(Entries from a dataset of interfaces)
# # # # # # #

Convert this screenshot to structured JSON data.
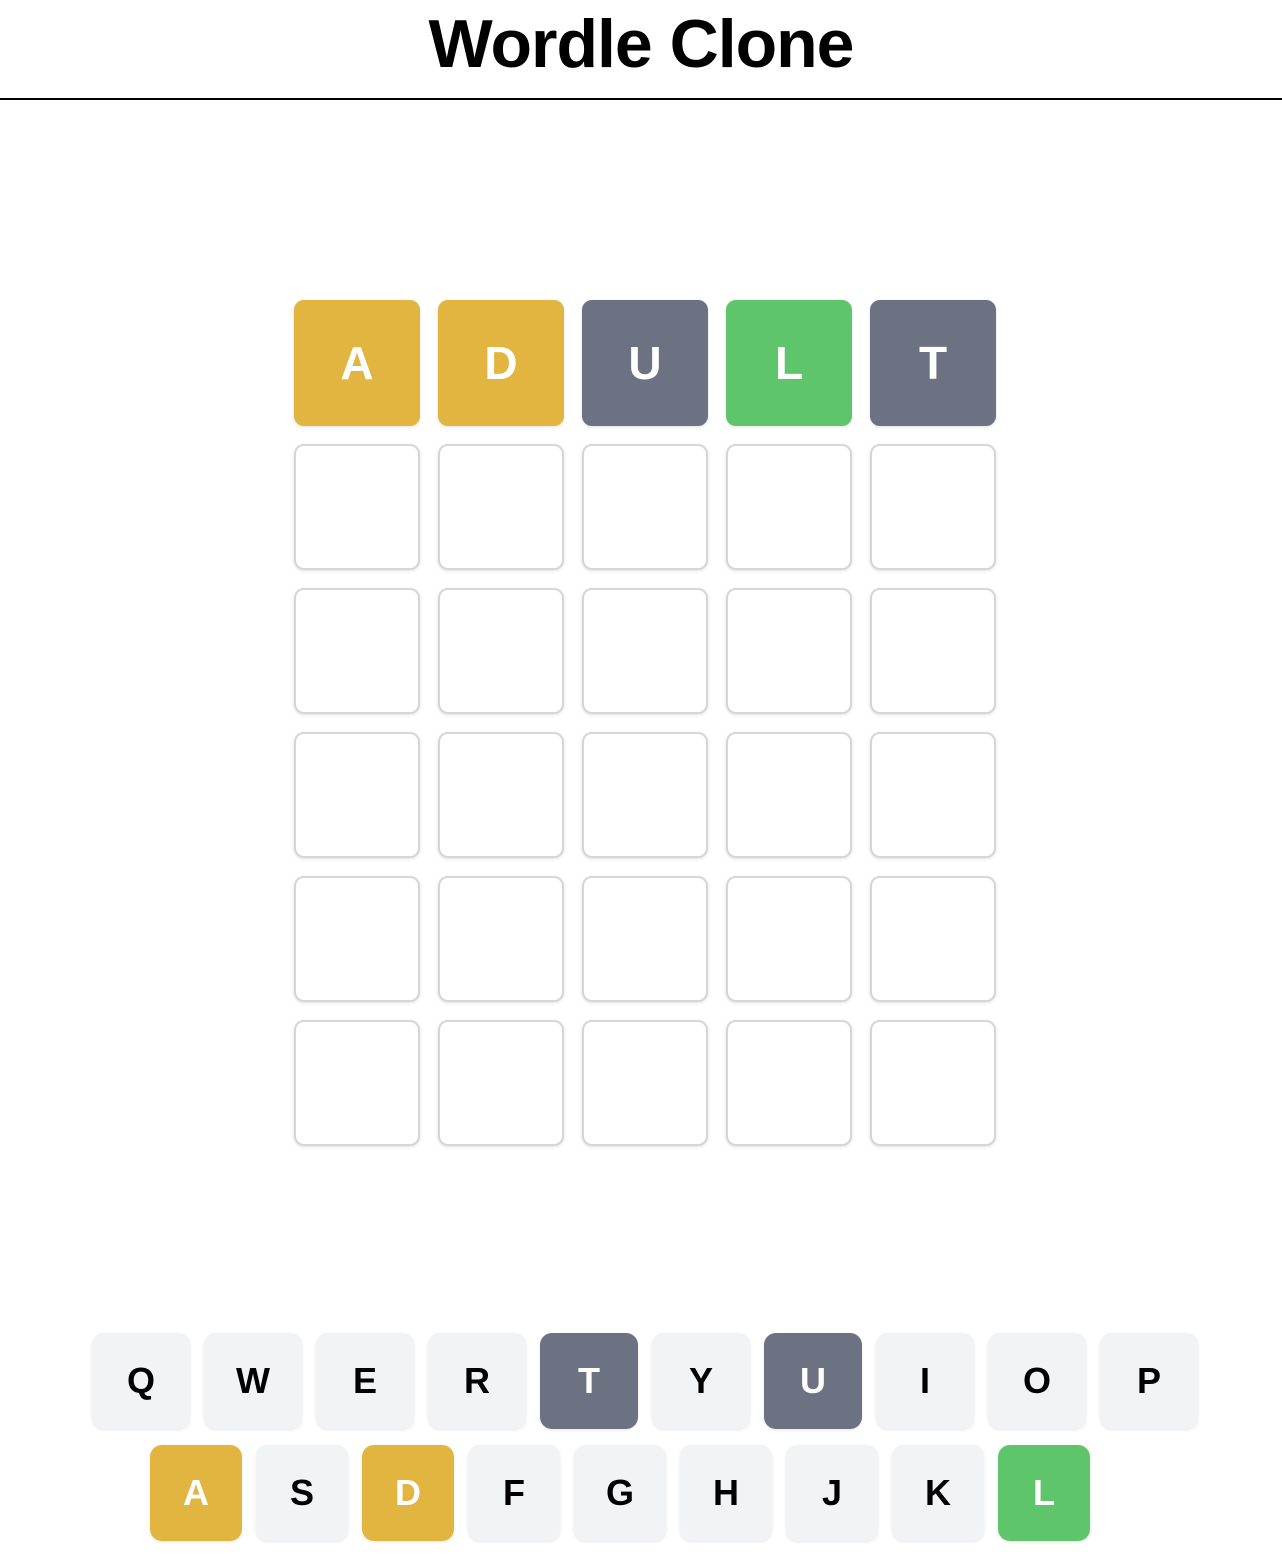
{
  "header": {
    "title": "Wordle Clone"
  },
  "colors": {
    "present": "#e1b53f",
    "absent": "#6d7283",
    "correct": "#5fc56a",
    "key_default": "#f2f3f5",
    "tile_border": "#d6d6d6"
  },
  "board": {
    "rows": [
      [
        {
          "letter": "A",
          "state": "present"
        },
        {
          "letter": "D",
          "state": "present"
        },
        {
          "letter": "U",
          "state": "absent"
        },
        {
          "letter": "L",
          "state": "correct"
        },
        {
          "letter": "T",
          "state": "absent"
        }
      ],
      [
        {
          "letter": "",
          "state": "empty"
        },
        {
          "letter": "",
          "state": "empty"
        },
        {
          "letter": "",
          "state": "empty"
        },
        {
          "letter": "",
          "state": "empty"
        },
        {
          "letter": "",
          "state": "empty"
        }
      ],
      [
        {
          "letter": "",
          "state": "empty"
        },
        {
          "letter": "",
          "state": "empty"
        },
        {
          "letter": "",
          "state": "empty"
        },
        {
          "letter": "",
          "state": "empty"
        },
        {
          "letter": "",
          "state": "empty"
        }
      ],
      [
        {
          "letter": "",
          "state": "empty"
        },
        {
          "letter": "",
          "state": "empty"
        },
        {
          "letter": "",
          "state": "empty"
        },
        {
          "letter": "",
          "state": "empty"
        },
        {
          "letter": "",
          "state": "empty"
        }
      ],
      [
        {
          "letter": "",
          "state": "empty"
        },
        {
          "letter": "",
          "state": "empty"
        },
        {
          "letter": "",
          "state": "empty"
        },
        {
          "letter": "",
          "state": "empty"
        },
        {
          "letter": "",
          "state": "empty"
        }
      ],
      [
        {
          "letter": "",
          "state": "empty"
        },
        {
          "letter": "",
          "state": "empty"
        },
        {
          "letter": "",
          "state": "empty"
        },
        {
          "letter": "",
          "state": "empty"
        },
        {
          "letter": "",
          "state": "empty"
        }
      ]
    ]
  },
  "keyboard": {
    "row1": [
      {
        "label": "Q",
        "state": "default"
      },
      {
        "label": "W",
        "state": "default"
      },
      {
        "label": "E",
        "state": "default"
      },
      {
        "label": "R",
        "state": "default"
      },
      {
        "label": "T",
        "state": "absent"
      },
      {
        "label": "Y",
        "state": "default"
      },
      {
        "label": "U",
        "state": "absent"
      },
      {
        "label": "I",
        "state": "default"
      },
      {
        "label": "O",
        "state": "default"
      },
      {
        "label": "P",
        "state": "default"
      }
    ],
    "row2": [
      {
        "label": "A",
        "state": "present"
      },
      {
        "label": "S",
        "state": "default"
      },
      {
        "label": "D",
        "state": "present"
      },
      {
        "label": "F",
        "state": "default"
      },
      {
        "label": "G",
        "state": "default"
      },
      {
        "label": "H",
        "state": "default"
      },
      {
        "label": "J",
        "state": "default"
      },
      {
        "label": "K",
        "state": "default"
      },
      {
        "label": "L",
        "state": "correct"
      }
    ]
  }
}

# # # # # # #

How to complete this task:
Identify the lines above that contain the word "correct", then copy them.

Written response:
    "correct": "#5fc56a",
          "state": "correct"
        "state": "correct"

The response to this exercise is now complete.